Following Kath’s good advice we started with the Stour Valley Way, heading alongside Christchurch Harbour and out to Hengistbury Head. It was a grey day with dull light but I could still see for miles from the elevated position on top of the dunes covering Hengistbury Head.
There were some lovely beach huts on the spit of land protecting Christchurch Harbour. We were able to get a ferry across to mouth of the harbour to Mudeford, Christchurch.
We stopped at The Noisy Lobster next to Avon Beach, Mudeford for coffee and cake.
Before I knew it the afternoon was upon me and I’d hardly walked anywhere. It had been a lovely, relaxed morning though. I waved goodbye to Kath and Suzy and headed along Christchurch promenade, which was rather similar to Bournemouth’s. At some point I crossed into Hampshire.
I asked a lifeguard if I could get all the way along the beach to Milford on Sea and he assured me I could, even though it was nearly high tide. Hmmm. Halfway along I passed the warning signs telling me cliff subsidence had made a section too dangerous to pass. I didn’t want to go back and there was no way up the high cliffs so I gingerly picked my way over the mud and boulders, following a route I could see had been travelled before. Fortunately I made it. If I had needed rescuing I was going to blame the lifeguard.
The cliff erosion was quite stark and reminded me of Norfolk; the cliffs were composed of the same sort of sticky, clay/mud.
Either side of the landslip, however, there were plenty of people on the beach and lots of beach huts. Many of the ones at Milford on Sea had been damaged in the 2014 storms.
Eventually I made it up to the clifftop and breathed a sigh of relief. The views were better from up here.
I had a great view of The Needles as I reached Milford on Sea. There were some nice houses facing the sea but it all had a depressed air about it; it might have been the grey day.
Hurst Beach is a 2km spit of shingle, like a smaller version of Chesil Beach, that sticks out from Milford on Sea into the Solent. It forms a shifting barrier that protects the western approach to the Solent. I didn’t walk all the way along it to Hurst Castle and lighthouse at the end; that would have been tough going along the 300,000 cubic metres of shingle. I did learn that Hurst Castle was built in 1544 (another of Henry VIII’s forts) and that King Charles I was held prisoner there before his final journey to London.
Instead I turned North East, folowing the Solent Way along the fringes of the New Forest National Park. I skirted around the huge saltmarsh and mudflats created in the shelter of Hurst Spit.
At Pennington Marshes I headed inland slightly to my campsite.
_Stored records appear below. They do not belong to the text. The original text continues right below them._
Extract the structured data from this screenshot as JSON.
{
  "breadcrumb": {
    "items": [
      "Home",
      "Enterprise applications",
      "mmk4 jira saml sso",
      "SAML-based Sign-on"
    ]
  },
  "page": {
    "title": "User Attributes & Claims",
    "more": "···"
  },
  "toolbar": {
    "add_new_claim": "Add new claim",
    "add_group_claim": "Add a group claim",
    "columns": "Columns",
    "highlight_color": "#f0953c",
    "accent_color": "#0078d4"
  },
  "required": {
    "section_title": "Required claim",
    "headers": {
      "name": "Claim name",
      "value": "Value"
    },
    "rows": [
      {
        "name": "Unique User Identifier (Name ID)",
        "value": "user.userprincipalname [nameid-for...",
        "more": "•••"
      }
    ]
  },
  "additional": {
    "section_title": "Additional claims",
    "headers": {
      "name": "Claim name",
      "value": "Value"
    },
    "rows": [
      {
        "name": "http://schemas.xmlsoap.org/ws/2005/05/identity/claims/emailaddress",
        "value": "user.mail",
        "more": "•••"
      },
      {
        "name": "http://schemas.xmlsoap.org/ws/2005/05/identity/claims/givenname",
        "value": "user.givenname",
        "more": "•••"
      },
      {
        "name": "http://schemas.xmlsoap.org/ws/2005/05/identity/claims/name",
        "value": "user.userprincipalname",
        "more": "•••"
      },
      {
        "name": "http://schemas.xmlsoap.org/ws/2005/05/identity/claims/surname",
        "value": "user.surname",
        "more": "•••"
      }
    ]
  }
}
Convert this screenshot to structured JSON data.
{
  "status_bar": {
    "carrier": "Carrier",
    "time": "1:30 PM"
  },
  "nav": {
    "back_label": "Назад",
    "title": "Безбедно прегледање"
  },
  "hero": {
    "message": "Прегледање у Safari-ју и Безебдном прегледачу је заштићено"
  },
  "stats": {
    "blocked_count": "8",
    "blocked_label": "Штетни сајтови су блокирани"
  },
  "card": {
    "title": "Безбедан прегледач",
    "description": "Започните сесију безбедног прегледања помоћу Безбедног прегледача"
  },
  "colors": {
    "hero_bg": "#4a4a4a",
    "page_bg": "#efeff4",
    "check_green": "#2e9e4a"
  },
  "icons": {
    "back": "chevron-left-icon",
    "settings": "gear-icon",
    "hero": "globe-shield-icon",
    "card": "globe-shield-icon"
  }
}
I was tired and camping did not enthrall me. I knew I needed a break when I managed to lose my phone charger (fortunately someone picked it up and left it on a picnic table). I had been planning to head to the Isle of Wight tomorrow and head home at the end of the week but I decided to change my plans and catch a train home tomorrow. That decision lifted my mood considerably; I did need a break.